Chain restaurants are ubiquitous - they infest every town centre with their generic cuisine, whether its pizzas and pastas, burgers or a slightly soggy risotto. With menus the same across the country, food shipped in from a single source many miles away, themed decor and often irritating muzak, eating at chain restuarants may not be a terrible experience, but it is rarely a great one.
The world's largest restaurant, McDonalds, has nearly 40,000 restaurants across 120 countries, and they serve 69 million people a day, with the golden arches logo recognisable across the world.
It was in fact a McDonalds being built at the foot of the Spanish Steps in Rome which started the whole Slow Food Movement in 1986. 25 years later, the movement has over 150,000 members across 150 countries, with the emphasis on locally produced, good quality food.
The same applies to coffee shops such as Costa or Starbucks - they have filled high streets, petrol stations, canteens, popular beauty spots; they are everywhere.
Starbucks has over 30,000 shops in 70 countries, Costa has nearly 4,000 across 3 continents. People used to dream of running their own little coffee shop, but few bother now when the competition is this fierce. Peaceful and quirky little tea rooms are now becoming a thing of the past, instead we only get to chose between the large chains.
Reasons to avoid chain restaurants
1. The food is often sourced from a single supplier and shipped many miles across country to get to the individual restaurants, usually by polluting trucks, planes and container ships.
2. Local food producers, who don't supply in high volume and can't afford to slash their profits, get priced out of the market.
3. Local specialities are usually ignored for menus which can be used across the whole chain, meaning that not only do customers not get to try new things, but that local speciality producers get ignored.
4. Food is often heavily packed with chemicals to extend its shelf life for both transportation purposes and to cut wastage. Flavour enhancers are used to disguise the lower quality produce.
5. Food prepared in chain restuarants is often highly calorific, with large portions and increased chemicals meaning a higher level of bad food groups.
6. The prevalence of chains means that local entrepeneurs get priced out of the market, unable to afford business rental rates.
7. Food is often part-cooked at the chains supply depot, rather than in the restaurant, so you often end up eating food which was cooked months ago, frozen and then heated in a microwave just before being served to you. Nutrients are severly diminished, as is the taste.
8. The ambience of the restaurant is the same as in every other in the chain - you get the same themed decor, same muzak, same uniformed staff.

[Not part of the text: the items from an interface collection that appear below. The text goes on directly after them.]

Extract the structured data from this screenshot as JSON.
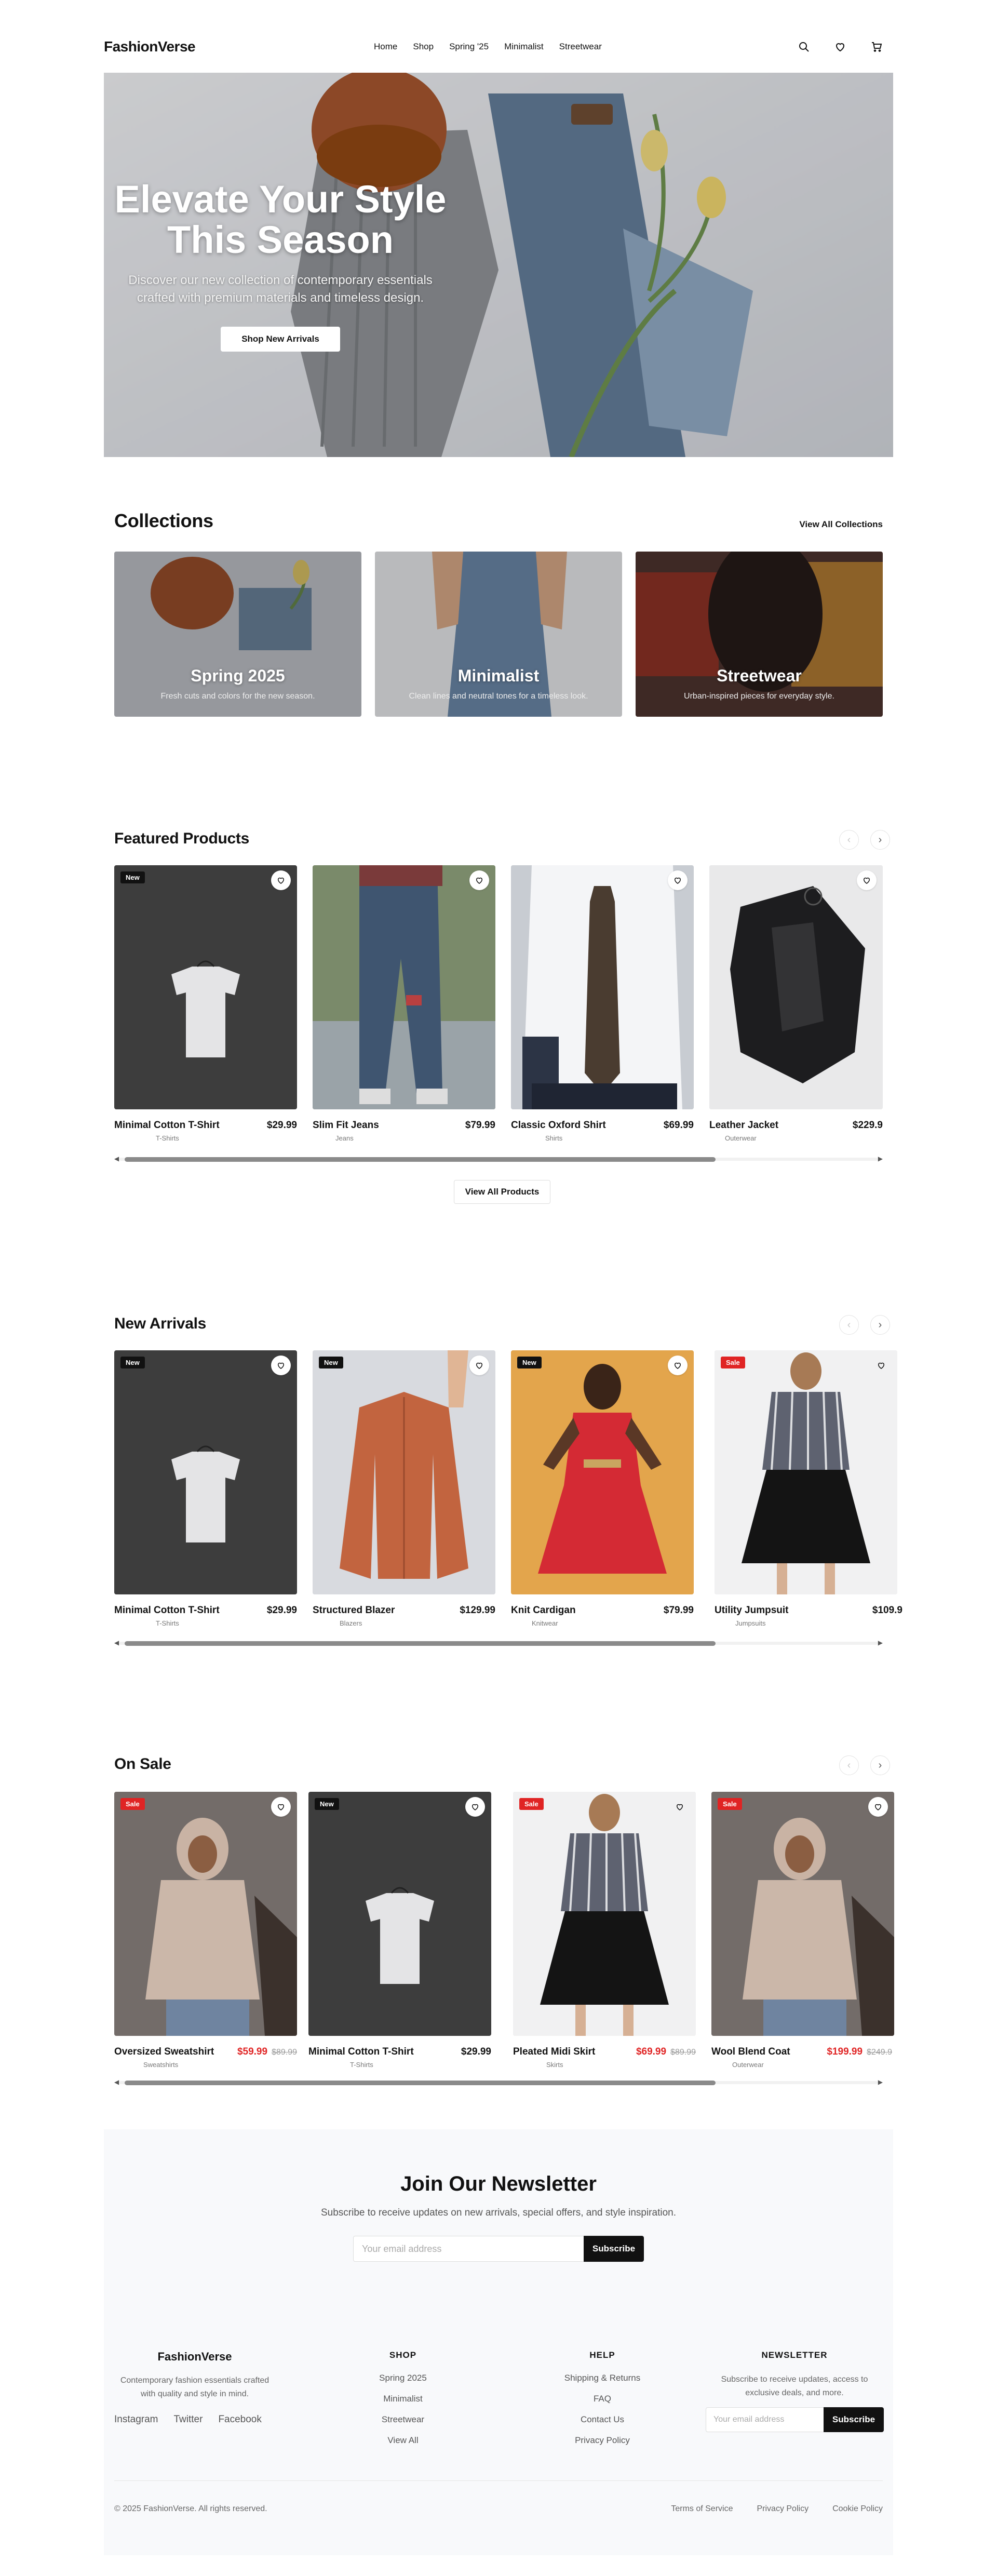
{
  "brand": "FashionVerse",
  "nav": [
    "Home",
    "Shop",
    "Spring '25",
    "Minimalist",
    "Streetwear"
  ],
  "header_icons": [
    "search-icon",
    "heart-icon",
    "cart-icon"
  ],
  "hero": {
    "title_line1": "Elevate Your Style",
    "title_line2": "This Season",
    "subtitle_line1": "Discover our new collection of contemporary essentials",
    "subtitle_line2": "crafted with premium materials and timeless design.",
    "cta": "Shop New Arrivals"
  },
  "collections": {
    "title": "Collections",
    "view_all": "View All Collections",
    "items": [
      {
        "name": "Spring 2025",
        "desc": "Fresh cuts and colors for the new season."
      },
      {
        "name": "Minimalist",
        "desc": "Clean lines and neutral tones for a timeless look."
      },
      {
        "name": "Streetwear",
        "desc": "Urban-inspired pieces for everyday style."
      }
    ]
  },
  "featured": {
    "title": "Featured Products",
    "view_all": "View All Products",
    "products": [
      {
        "name": "Minimal Cotton T-Shirt",
        "category": "T-Shirts",
        "price": "$29.99",
        "badge": "New"
      },
      {
        "name": "Slim Fit Jeans",
        "category": "Jeans",
        "price": "$79.99",
        "badge": ""
      },
      {
        "name": "Classic Oxford Shirt",
        "category": "Shirts",
        "price": "$69.99",
        "badge": ""
      },
      {
        "name": "Leather Jacket",
        "category": "Outerwear",
        "price": "$229.9",
        "badge": ""
      }
    ]
  },
  "new_arrivals": {
    "title": "New Arrivals",
    "products": [
      {
        "name": "Minimal Cotton T-Shirt",
        "category": "T-Shirts",
        "price": "$29.99",
        "badge": "New"
      },
      {
        "name": "Structured Blazer",
        "category": "Blazers",
        "price": "$129.99",
        "badge": "New"
      },
      {
        "name": "Knit Cardigan",
        "category": "Knitwear",
        "price": "$79.99",
        "badge": "New"
      },
      {
        "name": "Utility Jumpsuit",
        "category": "Jumpsuits",
        "price": "$109.9",
        "badge": "Sale"
      }
    ]
  },
  "on_sale": {
    "title": "On Sale",
    "products": [
      {
        "name": "Oversized Sweatshirt",
        "category": "Sweatshirts",
        "price": "$59.99",
        "old_price": "$89.99",
        "badge": "Sale"
      },
      {
        "name": "Minimal Cotton T-Shirt",
        "category": "T-Shirts",
        "price": "$29.99",
        "old_price": "",
        "badge": "New"
      },
      {
        "name": "Pleated Midi Skirt",
        "category": "Skirts",
        "price": "$69.99",
        "old_price": "$89.99",
        "badge": "Sale"
      },
      {
        "name": "Wool Blend Coat",
        "category": "Outerwear",
        "price": "$199.99",
        "old_price": "$249.9",
        "badge": "Sale"
      }
    ]
  },
  "newsletter": {
    "title": "Join Our Newsletter",
    "subtitle": "Subscribe to receive updates on new arrivals, special offers, and style inspiration.",
    "placeholder": "Your email address",
    "button": "Subscribe"
  },
  "footer": {
    "brand": "FashionVerse",
    "tagline_line1": "Contemporary fashion essentials crafted",
    "tagline_line2": "with quality and style in mind.",
    "social": [
      "Instagram",
      "Twitter",
      "Facebook"
    ],
    "shop_title": "SHOP",
    "shop_links": [
      "Spring 2025",
      "Minimalist",
      "Streetwear",
      "View All"
    ],
    "help_title": "HELP",
    "help_links": [
      "Shipping & Returns",
      "FAQ",
      "Contact Us",
      "Privacy Policy"
    ],
    "news_title": "NEWSLETTER",
    "news_text_line1": "Subscribe to receive updates, access to",
    "news_text_line2": "exclusive deals, and more.",
    "news_placeholder": "Your email address",
    "news_button": "Subscribe",
    "copyright": "© 2025 FashionVerse. All rights reserved.",
    "legal": [
      "Terms of Service",
      "Privacy Policy",
      "Cookie Policy"
    ]
  },
  "colors": {
    "accent": "#111111",
    "sale": "#e02424",
    "band": "#f8f9fb"
  }
}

It is bland, generic, uninspiring and boring.
9. Chain restaurants don't care so much about reviews, so they put less effort into customer service or good cooking.
10. Your money goes off to head office, often in a different country, and doesn't get spent in the local community.

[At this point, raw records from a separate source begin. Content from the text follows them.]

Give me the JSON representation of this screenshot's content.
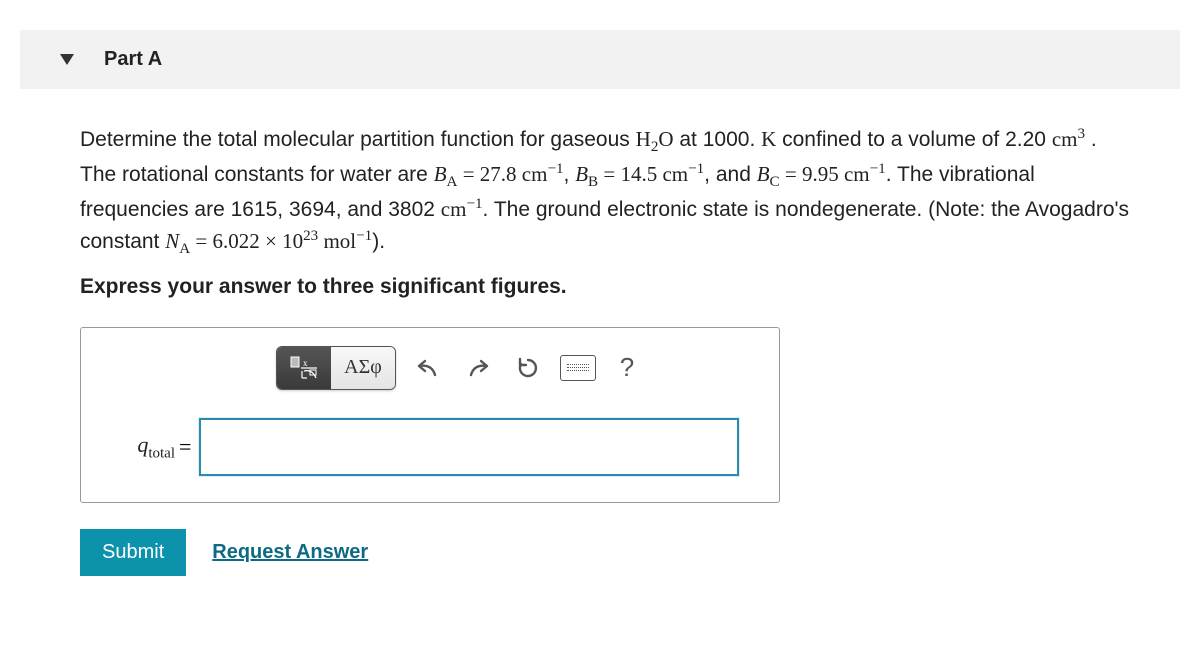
{
  "part": {
    "label": "Part A"
  },
  "problem": {
    "lead": "Determine the total molecular partition function for gaseous ",
    "molecule_base": "H",
    "molecule_sub": "2",
    "molecule_tail": "O",
    "at_text": " at 1000. ",
    "kelvin": "K",
    "confine": " confined to a volume of 2.20 ",
    "vol_unit_base": "cm",
    "vol_exp": "3",
    "rot_lead": " . The rotational constants for water are ",
    "BA_sym": "B",
    "BA_sub": "A",
    "eq": " = ",
    "BA_val": "27.8 cm",
    "neg1": "−1",
    "comma": ", ",
    "BB_sym": "B",
    "BB_sub": "B",
    "BB_val": "14.5 cm",
    "and": ", and ",
    "BC_sym": "B",
    "BC_sub": "C",
    "BC_val": "9.95 cm",
    "vib_lead": ". The vibrational frequencies are 1615, 3694, and 3802 ",
    "vib_unit": "cm",
    "ground": ". The ground electronic state is nondegenerate. (Note: the Avogadro's constant ",
    "NA_sym": "N",
    "NA_sub": "A",
    "NA_val": "6.022 × 10",
    "NA_exp": "23",
    "NA_unit": " mol",
    "close": ")."
  },
  "instruction": "Express your answer to three significant figures.",
  "toolbar": {
    "greek_label": "ΑΣφ",
    "help": "?"
  },
  "input": {
    "var": "q",
    "var_sub": "total",
    "equals": " =",
    "value": ""
  },
  "actions": {
    "submit": "Submit",
    "request": "Request Answer"
  }
}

Reasons to Eat Local
1. Locally owned restaurants can be far more selective about where their food comes from, with no compulsion to buy from a supplier many miles away. This means that you are far more likely to eat food which has no food miles on it, maintaining its nutritional qualities and meaning that the owner can shop around for the best flavours for their dishes.
2. You are far more likely to be able to try local specialities and local dishes, and the menu may well have more unusual options that you just couldn't find elsewhere.
3. The restaurant or cafe will be unique in its style, decor and layout.
4. Owners and staff are more likely to chat to customers, seeing the benefits of taking the time to get to know their customers and develop a rapport.
5. Menus are more likely to change on a weekly or even daily basis.
6. Staff care a lot more about reviews, as a bad review can break a small business, so you will probably get much better levels of customer service.
7. With food prepared on site, you are able to ask for alterations to a dish.
8. Smaller, locally owned restaurants are less likely to generate so much food waste as they are more conscious of their overheads.